Brand Characters that survive, flourish, change with the customers and their aspirations, retain their (simple) characterisation and still manage to exert a peculiar influence on the public.


Snap, Crackle and Pop

The Man with the Gong- J.Arthur Rank Organisation Limited, Film Divisions.
" The Man With the Gong is a Symbol" runs this August 1955 ad. "He symbolises our confidence in the present and our faith in the future." Exactly how this links to a naked man (actually with loin cloth), thumping a huge dimpled gong in slow motion at the beginning of each Rank film was never clearly explained, but it was much loved by the British Public. 10 x 14, illustration by Eric Fraser.

Mister Therm - The Gas Council January 1954, 4 x 5cms. Mr. Therm had been created by the great British illustrator Eric Fraser for the Gas, Light and Coke Company in 1931. The brand character was used by the postwar Gas Council. In 1962, Colman, Prentice and Varley won the account and made the radical move of pensioning off the bright fluttering form of Mr.Therm.
"We had to imply modernity and you can't do that with a symbol which has lasted thirty or forty years. Nobody here has felt that Mr.Therm was going to be a serious possibility for the future." ( Pearson and Turner, The Persuasion Industry Eyre & Spottiswoode London 1965.
This is evidence of the regard in which the symbol had been held. His form was, in visual terms, sufficiently flexible for most of the narratives in which he found himself. He was however stuck with that annoying, wide smile and bright eyed cheeriness that characterised so much of post-war British design (1945 - 1960).

Bertie Bassett Liquorice Allsorts- UK sweets

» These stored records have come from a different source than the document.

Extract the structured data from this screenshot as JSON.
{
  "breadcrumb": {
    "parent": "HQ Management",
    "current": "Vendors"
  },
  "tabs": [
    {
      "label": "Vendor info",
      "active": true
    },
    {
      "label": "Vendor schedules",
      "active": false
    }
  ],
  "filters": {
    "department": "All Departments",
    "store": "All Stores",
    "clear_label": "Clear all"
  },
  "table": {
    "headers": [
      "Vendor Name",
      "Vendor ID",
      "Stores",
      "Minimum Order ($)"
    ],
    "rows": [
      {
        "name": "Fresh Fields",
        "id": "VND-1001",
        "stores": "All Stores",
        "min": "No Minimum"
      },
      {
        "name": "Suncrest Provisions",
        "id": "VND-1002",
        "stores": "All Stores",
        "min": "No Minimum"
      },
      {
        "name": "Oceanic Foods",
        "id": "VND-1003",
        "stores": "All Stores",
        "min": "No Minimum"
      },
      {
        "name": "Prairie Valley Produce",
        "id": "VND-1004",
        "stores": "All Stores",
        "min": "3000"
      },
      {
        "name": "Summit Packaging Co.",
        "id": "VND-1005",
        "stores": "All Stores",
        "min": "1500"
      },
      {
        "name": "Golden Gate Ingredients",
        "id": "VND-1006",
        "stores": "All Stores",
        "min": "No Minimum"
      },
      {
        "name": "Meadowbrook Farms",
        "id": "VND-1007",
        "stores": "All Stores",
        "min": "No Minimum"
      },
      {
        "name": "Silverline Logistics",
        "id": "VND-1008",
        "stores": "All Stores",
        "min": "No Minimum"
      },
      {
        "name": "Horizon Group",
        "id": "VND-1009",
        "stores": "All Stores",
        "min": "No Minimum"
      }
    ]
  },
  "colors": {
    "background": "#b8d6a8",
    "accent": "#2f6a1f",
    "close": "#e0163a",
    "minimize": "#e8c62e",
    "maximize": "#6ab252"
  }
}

Phoebe Snow of the Lackawanna



Nipper of HMV

The Quaker

The Jolly Green Giant Minnesota Valley Canning Company December 1949. "How big is tenderness ?" The Giant never developed as a narrative character but was content to loom as a mysterious presence holding monstrously large vegetables. This is a fascinating problem of scale - how to make the produce look appetising - grown and distributed by the Giant, yet not drained of succulence ? It's a BIG problem. The pea the size of a basket ball in a canoe sized pod is not, if you really think about it, very appetising. Green Giant is the largest packer of peas and beans now owned by the Pillsbury Company. The Giant was first drawn and the image patented in 1924 when he looked like a tiny man with big pods. In the 1930's under the skilled supervision of Leo Burnett, he became gigantic, more glamorous and exchanged a tatty Fred Flintstone hair suit for a very racy leaf costume. The Green Giant became in the process "Jolly" . here in his most glamorous incarnation. 11.5 x19cms June 1947 Giant Green Peas Brand . "There's a color rhapsody in the soft green of springtime..."

Johnny Walker Blended Scotch Whisky.
You'll find a stripped out image of this jaunty fellow in the Toff Section. Here is an interesting variant, when a brand character, redolent of traditional values and liquids stewing in vats, appears to the amusement of some young blades of 1952, 22 x 24cms. "Meet Scotland's Favourite Son..." A curious mesh of exchanged glances around the mysterious presence, with daybeds and Diana the Huntress beyond.

The Jolly Green Giant (again)

Phoebe Snow of the Lackawanna (again) Lackawanna Railroad General Motors Electro-Motive Division comparing travelling styles in 1910 and 1950. 24 x26cms. Phoebe Snow was used to demonstrate to the customer how clean and spotless it is travelling by rail. Hollow laughter from Northern Line travellers in London; beneath is her original incarnation, c1905 .

(for Betty Crocker and Katie see separate sections).